**WHAT IS NEEDED**
Every record is to be returned as written, with no omissions.

**DATA**
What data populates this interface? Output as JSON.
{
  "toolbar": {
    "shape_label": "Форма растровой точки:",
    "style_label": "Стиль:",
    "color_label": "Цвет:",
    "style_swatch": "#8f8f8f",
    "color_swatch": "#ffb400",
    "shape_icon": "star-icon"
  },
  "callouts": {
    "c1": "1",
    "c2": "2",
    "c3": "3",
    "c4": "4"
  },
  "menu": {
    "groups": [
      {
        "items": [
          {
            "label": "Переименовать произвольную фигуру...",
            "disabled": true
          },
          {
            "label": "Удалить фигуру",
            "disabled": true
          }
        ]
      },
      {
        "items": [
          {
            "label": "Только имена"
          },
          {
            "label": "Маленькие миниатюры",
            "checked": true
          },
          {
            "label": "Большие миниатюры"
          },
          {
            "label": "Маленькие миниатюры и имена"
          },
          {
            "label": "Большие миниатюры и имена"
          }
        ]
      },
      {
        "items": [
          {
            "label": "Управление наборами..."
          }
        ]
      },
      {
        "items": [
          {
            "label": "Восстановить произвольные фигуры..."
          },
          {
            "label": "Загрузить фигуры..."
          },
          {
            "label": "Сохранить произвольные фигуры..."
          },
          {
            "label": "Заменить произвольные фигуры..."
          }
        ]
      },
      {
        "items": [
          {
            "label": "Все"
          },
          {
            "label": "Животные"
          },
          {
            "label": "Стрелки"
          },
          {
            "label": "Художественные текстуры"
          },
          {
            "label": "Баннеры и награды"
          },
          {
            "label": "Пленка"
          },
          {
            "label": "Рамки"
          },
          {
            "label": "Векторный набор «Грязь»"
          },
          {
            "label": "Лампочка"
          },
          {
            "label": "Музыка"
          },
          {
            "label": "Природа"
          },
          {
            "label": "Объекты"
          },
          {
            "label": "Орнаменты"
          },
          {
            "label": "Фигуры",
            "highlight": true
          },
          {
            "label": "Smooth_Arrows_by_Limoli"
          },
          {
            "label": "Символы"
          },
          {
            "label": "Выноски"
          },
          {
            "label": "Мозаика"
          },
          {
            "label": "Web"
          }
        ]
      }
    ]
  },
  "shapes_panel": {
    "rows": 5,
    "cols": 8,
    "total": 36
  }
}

**RESULT OF THE EXERCISE**
What data populates this interface? Output as JSON.
{
  "toolbar": {
    "shape_label": "Форма растровой точки:",
    "style_label": "Стиль:",
    "color_label": "Цвет:",
    "style_swatch": "#8f8f8f",
    "color_swatch": "#ffb400",
    "shape_icon": "star-icon"
  },
  "callouts": {
    "c1": "1",
    "c2": "2",
    "c3": "3",
    "c4": "4"
  },
  "menu": {
    "groups": [
      {
        "items": [
          {
            "label": "Переименовать произвольную фигуру...",
            "disabled": true
          },
          {
            "label": "Удалить фигуру",
            "disabled": true
          }
        ]
      },
      {
        "items": [
          {
            "label": "Только имена"
          },
          {
            "label": "Маленькие миниатюры",
            "checked": true
          },
          {
            "label": "Большие миниатюры"
          },
          {
            "label": "Маленькие миниатюры и имена"
          },
          {
            "label": "Большие миниатюры и имена"
          }
        ]
      },
      {
        "items": [
          {
            "label": "Управление наборами..."
          }
        ]
      },
      {
        "items": [
          {
            "label": "Восстановить произвольные фигуры..."
          },
          {
            "label": "Загрузить фигуры..."
          },
          {
            "label": "Сохранить произвольные фигуры..."
          },
          {
            "label": "Заменить произвольные фигуры..."
          }
        ]
      },
      {
        "items": [
          {
            "label": "Все"
          },
          {
            "label": "Животные"
          },
          {
            "label": "Стрелки"
          },
          {
            "label": "Художественные текстуры"
          },
          {
            "label": "Баннеры и награды"
          },
          {
            "label": "Пленка"
          },
          {
            "label": "Рамки"
          },
          {
            "label": "Векторный набор «Грязь»"
          },
          {
            "label": "Лампочка"
          },
          {
            "label": "Музыка"
          },
          {
            "label": "Природа"
          },
          {
            "label": "Объекты"
          },
          {
            "label": "Орнаменты"
          },
          {
            "label": "Фигуры",
            "highlight": true
          },
          {
            "label": "Smooth_Arrows_by_Limoli"
          },
          {
            "label": "Символы"
          },
          {
            "label": "Выноски"
          },
          {
            "label": "Мозаика"
          },
          {
            "label": "Web"
          }
        ]
      }
    ]
  },
  "shapes_panel": {
    "rows": 5,
    "cols": 8,
    "total": 36
  }
}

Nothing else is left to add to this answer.